Saudi Arabia’s justice system, where criminal cases are heard in the general sharia (Islamic law) courts, is highly secretive with  practices which deny fundamental due-process rights to criminal suspects. 

The system, described by Amnesty International as “Justice system without justice”,  perpetuates a wide range of human rights violations – arbitrary arrest and indefinite detention, the incarceration of prisoners of conscience, torture, secret and summary trials, cruel judicial punishments and executions – which are all facilitated by the state’s policy of secrecy and the prohibition of the right to express conscientiously held beliefs.

In early July, the UNDP released its first Arab Human Development Report, which cited lack of political freedom, discrimination against women and inadequate education systems as having led to a substantial development gap between Arab countries and far poorer regions of the world.

The report praised Arab countries for significant gains in literacy, an increase in life expectancy of about 15 years and sharp falls in infant mortality in recent decades. Yet in virtually every measurable area of opportunity described by the report as crucial to future growth and development, the Arabs fall short.

On international measurements of government accountability, civil liberties, political rights and media freedom, Arab countries score lower than any other region in the world.  While per capita income exceeds the rest of the developing world, except for Latin America and the Caribbean, only sub-Saharan Africa has had a lower rate of income growth.

The UNDP concludes that most Arab countries are providing both too little  education and the wrong kind, creating “a major mismatch” between what Arab education systems are teaching their youth and the needs of their own labour markets.

Arab countries have the world’s lowest level of information “connectivity” – the percentage of people who use the Internet and those with access to a personal computer. More than half the Arab women are illiterate and the “utilization of Arab women’s capabilities through political and economic participation remains the lowest in the world, in quantitative terms”, the report said.

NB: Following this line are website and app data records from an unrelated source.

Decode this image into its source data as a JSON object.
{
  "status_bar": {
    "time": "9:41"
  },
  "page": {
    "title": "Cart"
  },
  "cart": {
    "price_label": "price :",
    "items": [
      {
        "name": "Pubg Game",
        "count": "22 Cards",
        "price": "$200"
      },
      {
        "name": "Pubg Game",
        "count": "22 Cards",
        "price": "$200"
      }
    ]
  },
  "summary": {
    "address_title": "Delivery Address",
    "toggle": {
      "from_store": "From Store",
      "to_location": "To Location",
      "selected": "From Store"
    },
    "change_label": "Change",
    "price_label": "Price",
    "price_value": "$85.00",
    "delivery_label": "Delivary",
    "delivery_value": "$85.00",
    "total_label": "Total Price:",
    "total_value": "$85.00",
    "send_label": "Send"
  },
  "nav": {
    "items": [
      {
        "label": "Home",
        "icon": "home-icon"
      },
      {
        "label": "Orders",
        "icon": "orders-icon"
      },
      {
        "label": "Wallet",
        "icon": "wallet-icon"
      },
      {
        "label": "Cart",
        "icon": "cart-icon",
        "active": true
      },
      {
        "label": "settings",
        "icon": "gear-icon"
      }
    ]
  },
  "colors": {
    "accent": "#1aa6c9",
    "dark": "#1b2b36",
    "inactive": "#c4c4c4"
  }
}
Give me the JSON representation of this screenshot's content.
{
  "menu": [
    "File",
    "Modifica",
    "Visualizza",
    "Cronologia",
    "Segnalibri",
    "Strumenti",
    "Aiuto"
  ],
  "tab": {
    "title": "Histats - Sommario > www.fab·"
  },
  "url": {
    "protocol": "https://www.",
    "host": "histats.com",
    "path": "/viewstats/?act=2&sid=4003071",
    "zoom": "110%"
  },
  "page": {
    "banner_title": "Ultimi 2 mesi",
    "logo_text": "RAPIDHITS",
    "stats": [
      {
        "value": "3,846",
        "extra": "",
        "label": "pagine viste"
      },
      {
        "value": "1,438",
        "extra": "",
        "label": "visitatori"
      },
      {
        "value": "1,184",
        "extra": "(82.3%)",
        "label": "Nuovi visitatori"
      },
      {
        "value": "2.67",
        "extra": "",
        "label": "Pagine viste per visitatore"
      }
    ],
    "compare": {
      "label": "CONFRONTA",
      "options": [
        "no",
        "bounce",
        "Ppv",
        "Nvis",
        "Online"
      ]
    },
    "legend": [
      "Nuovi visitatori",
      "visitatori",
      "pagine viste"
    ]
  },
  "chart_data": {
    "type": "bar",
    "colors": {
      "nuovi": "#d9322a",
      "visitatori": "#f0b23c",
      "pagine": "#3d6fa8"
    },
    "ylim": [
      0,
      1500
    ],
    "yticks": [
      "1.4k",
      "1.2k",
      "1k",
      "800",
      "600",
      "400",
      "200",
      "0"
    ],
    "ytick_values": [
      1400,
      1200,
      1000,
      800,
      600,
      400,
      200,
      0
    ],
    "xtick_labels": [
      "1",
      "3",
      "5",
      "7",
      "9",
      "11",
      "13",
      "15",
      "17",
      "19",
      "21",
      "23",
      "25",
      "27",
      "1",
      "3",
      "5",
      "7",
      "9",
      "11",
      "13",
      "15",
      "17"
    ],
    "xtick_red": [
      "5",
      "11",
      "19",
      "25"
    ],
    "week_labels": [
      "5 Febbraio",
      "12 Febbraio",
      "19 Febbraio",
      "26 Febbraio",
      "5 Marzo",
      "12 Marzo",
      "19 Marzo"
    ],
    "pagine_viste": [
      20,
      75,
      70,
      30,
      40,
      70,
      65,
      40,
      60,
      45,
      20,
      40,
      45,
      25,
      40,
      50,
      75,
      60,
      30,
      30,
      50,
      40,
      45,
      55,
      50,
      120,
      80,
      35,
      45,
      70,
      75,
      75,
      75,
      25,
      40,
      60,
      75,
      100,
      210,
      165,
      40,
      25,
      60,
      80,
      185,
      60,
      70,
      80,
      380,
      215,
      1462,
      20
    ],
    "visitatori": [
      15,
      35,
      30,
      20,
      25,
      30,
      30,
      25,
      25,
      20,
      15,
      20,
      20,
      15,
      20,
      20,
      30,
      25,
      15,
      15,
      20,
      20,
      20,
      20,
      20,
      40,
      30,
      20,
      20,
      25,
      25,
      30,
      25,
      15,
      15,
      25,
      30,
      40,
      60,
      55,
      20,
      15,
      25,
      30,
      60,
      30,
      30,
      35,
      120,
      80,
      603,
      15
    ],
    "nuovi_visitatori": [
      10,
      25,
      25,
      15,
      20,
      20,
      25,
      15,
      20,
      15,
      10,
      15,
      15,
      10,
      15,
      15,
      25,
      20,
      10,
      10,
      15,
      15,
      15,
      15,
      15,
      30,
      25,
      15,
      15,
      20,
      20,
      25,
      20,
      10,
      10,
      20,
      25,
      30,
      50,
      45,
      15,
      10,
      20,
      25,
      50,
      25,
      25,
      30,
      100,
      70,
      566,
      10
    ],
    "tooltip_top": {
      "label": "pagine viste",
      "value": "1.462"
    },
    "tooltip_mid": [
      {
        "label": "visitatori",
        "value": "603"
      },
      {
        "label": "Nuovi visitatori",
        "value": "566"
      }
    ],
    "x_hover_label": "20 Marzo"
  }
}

Should  Saudi Arabia and the Arab countries, which are richer than they are developed,  be the models of development for Malaysia to emulate as advocated by PAS, when the quality of  human development enjoyed by Malaysians are by and large very much higher in  the country – although Malaysians rightly demand higher standards of  political, economic, educational, social, cultural and religious life and attainments so that Malaysia can be ranked among the world’s  first 20 instead of among the first 60 nations in the annual UNDP Human Development Index (HDI).

It would appear that PAS would want Malaysia to be in the company of nations ranked between 70th and 140th placings in the UNDP Human Development Index (presently occupied by Saudi Arabia and Sudan).

Malaysia should not follow the model of Saudi Arabia and Sudan as proposed by PAS but emulate  the best features from the 20 countries with the highest  UNDP  human development index, namely:  Norway, Sweden, Canada, Belgium, Australia, United States, Iceland, Netherlands, Japan, Finland, Switzerland, France, United Kingdom, Denmark, Austria, Luxembourg, Germany, Ireland, New Zealand and Italy.


*Lim Kit Siang - DAP National Chairman